Solidarity rally for striking college faculty at Humber College features performance by theatre students
By Kit Kolbegger
Students at Humber College’s Lakeshore campus sang out their declaration at a rally in support of striking college faculty Friday afternoon.
“We want, we want, classes.”
The chant was part of a longer one, written and performed by students in the theatre performance program. It was chanted to the tune of Queen’s “We Will Rock You.”
Iliana Spirakis helped organize the student performance. She said she supported the strike, and that the faculty union’s demands were valid.
“In a few years, this might be us,” she said. She said academic freedom was especially important to her as an artist.
“If our artist teachers do not have the freedom to create and to teach us whatever they want, how are we going to learn?” she said. “It’s art, it’s not math.”
Iliana Spirakis leads a chant at Humber College’s Lakeshore Campus on Friday, October 20, 2017. Spirakis said students just want their education, as they’re at college to learn. Photo: Kit Kolbegger/ The Spare
“Today, we’re showing our teachers… and everyone involved in the strike that the students really do care about our faculty,” she said.
“We support our teachers and we’re not mad at them. We want the union and the board and everybody to know that we think what they’re fighting for is important to us.”
Students look at their chant sheet and hold their signs at Humber College’s Lakeshore Campus on Friday, October 20, 2017. The chant included lines like “We’re mad at the college, not at our teachers” and “This is not fair, just get it together.” Photo: Kit Kolbegger / The Spare
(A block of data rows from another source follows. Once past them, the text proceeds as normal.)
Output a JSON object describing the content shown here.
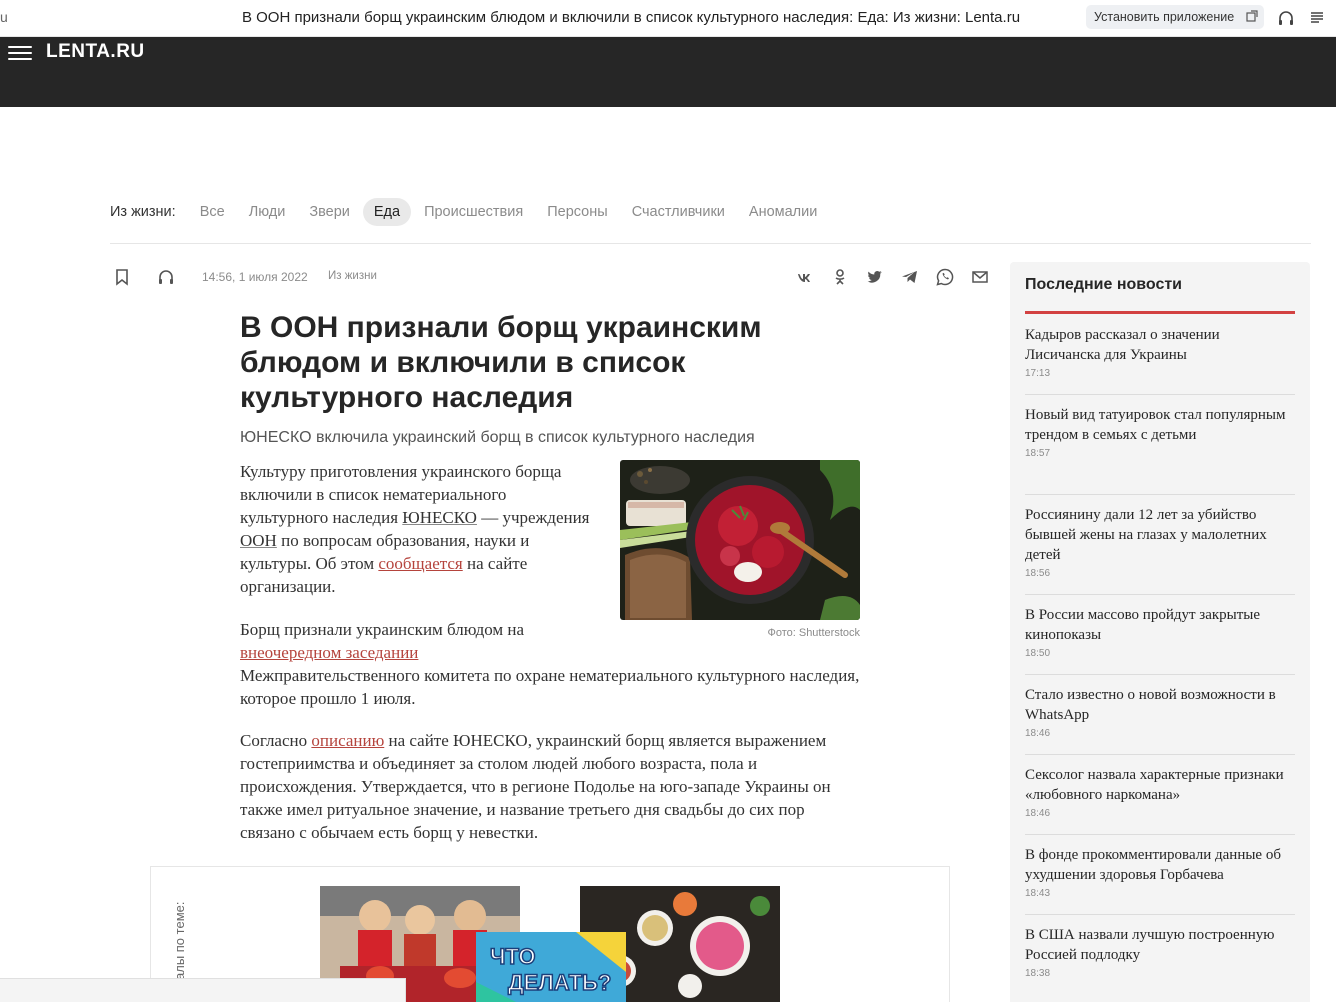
{
  "browser": {
    "url_fragment": "u",
    "window_title": "В ООН признали борщ украинским блюдом и включили в список культурного наследия: Еда: Из жизни: Lenta.ru",
    "install_label": "Установить приложение"
  },
  "header": {
    "logo": "LENTA.RU"
  },
  "rubric": {
    "label": "Из жизни:",
    "items": [
      "Все",
      "Люди",
      "Звери",
      "Еда",
      "Происшествия",
      "Персоны",
      "Счастливчики",
      "Аномалии"
    ],
    "active": "Еда"
  },
  "article": {
    "date": "14:56, 1 июля 2022",
    "rubric": "Из жизни",
    "title": "В ООН признали борщ украинским блюдом и включили в список культурного наследия",
    "lead": "ЮНЕСКО включила украинский борщ в список культурного наследия",
    "p1": {
      "t1": "Культуру приготовления украинского борща включили в список нематериального культурного наследия ",
      "unesco": "ЮНЕСКО",
      "t2": " — учреждения ",
      "oon": "ООН",
      "t3": " по вопросам образования, науки и культуры. Об этом ",
      "link": "сообщается",
      "t4": " на сайте организации."
    },
    "p2": {
      "t1": "Борщ признали украинским блюдом на",
      "link": "внеочередном заседании",
      "t2": "Межправительственного комитета по охране нематериального культурного наследия, которое прошло 1 июля."
    },
    "p3": {
      "t1": "Согласно ",
      "link": "описанию",
      "t2": " на сайте ЮНЕСКО, украинский борщ является выражением гостеприимства и объединяет за столом людей любого возраста, пола и происхождения. Утверждается, что в регионе Подолье на юго-западе Украины он также имел ритуальное значение, и название третьего дня свадьбы до сих пор связано с обычаем есть борщ у невестки."
    },
    "photo_credit": "Фото: Shutterstock"
  },
  "related": {
    "label": "алы по теме:",
    "badge_line1": "ЧТО",
    "badge_line2": "ДЕЛАТЬ?"
  },
  "sidebar": {
    "title": "Последние новости",
    "news": [
      {
        "title": "Кадыров рассказал о значении Лисичанска для Украины",
        "time": "17:13"
      },
      {
        "title": "Новый вид татуировок стал популярным трендом в семьях с детьми",
        "time": "18:57"
      },
      {
        "title": "Россиянину дали 12 лет за убийство бывшей жены на глазах у малолетних детей",
        "time": "18:56"
      },
      {
        "title": "В России массово пройдут закрытые кинопоказы",
        "time": "18:50"
      },
      {
        "title": "Стало известно о новой возможности в WhatsApp",
        "time": "18:46"
      },
      {
        "title": "Сексолог назвала характерные признаки «любовного наркомана»",
        "time": "18:46"
      },
      {
        "title": "В фонде прокомментировали данные об ухудшении здоровья Горбачева",
        "time": "18:43"
      },
      {
        "title": "В США назвали лучшую построенную Россией подлодку",
        "time": "18:38"
      }
    ]
  },
  "colors": {
    "header_bg": "#262626",
    "accent_red": "#d24141",
    "link_red": "#b5443d",
    "sidebar_bg": "#f4f4f4"
  },
  "icons": [
    "bookmark-icon",
    "headphones-icon",
    "vk-icon",
    "odnoklassniki-icon",
    "twitter-icon",
    "telegram-icon",
    "whatsapp-icon",
    "mail-icon",
    "menu-icon",
    "open-in-app-icon",
    "reader-mode-icon"
  ]
}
Bob Bolf, Humber’s faculty union president, said that the union firmly believed both students and faculty are important.
“Everything is built on the fact that students matter. Students come to our college to learn skills that will make them successful in their careers,” he said, addressing the crowd.
Bolf said that students come to colleges because of the faculty there.
“Students learn from faculty. They don’t learn from brand new shining buildings with glass and chrome.”
Emma Dinning, a first-year student in the theatre performance program, said she came out to the rally to learn a little more about the strike.
“I was not as aware of the political climate in the school as I should have been,” she said. “I was so woefully uninformed.”
Dinning said other students, not just faculty, had been very informative about the issues in the strike. She also said she had looked at one of the leaflets faculty had been handing out, which outlined five key issues for the union.
“It seems like all of their requests are reasonable and they’re being so respectful the way they’re going about it and the other side just seems to be having nothing to do with it.”
JP Hornick, head of the faculty union’s bargaining team, said she felt the rally had been amazing.
“We had the Canadian Association of University Teachers show up in support, we got so many students, we’ve got really good union support,” she said.
Hornick said precarious work and meaningful participation by “ground level” employees were important issues for everyone, students and teachers alike.
“Every time you talk to a student, they immediately understand these issues, and they immediately understand the impact it’s had on them,” she said.
Hornick said she would encourage students to come out to the picket lines to talk to their instructors about the strike.
“Whether you agree with what’s happening, whether you don’t, whether you understand it or whether that’s a foreign set of issues for you, come out and talk to your faculty and find out what it means for you. Then decide from there.”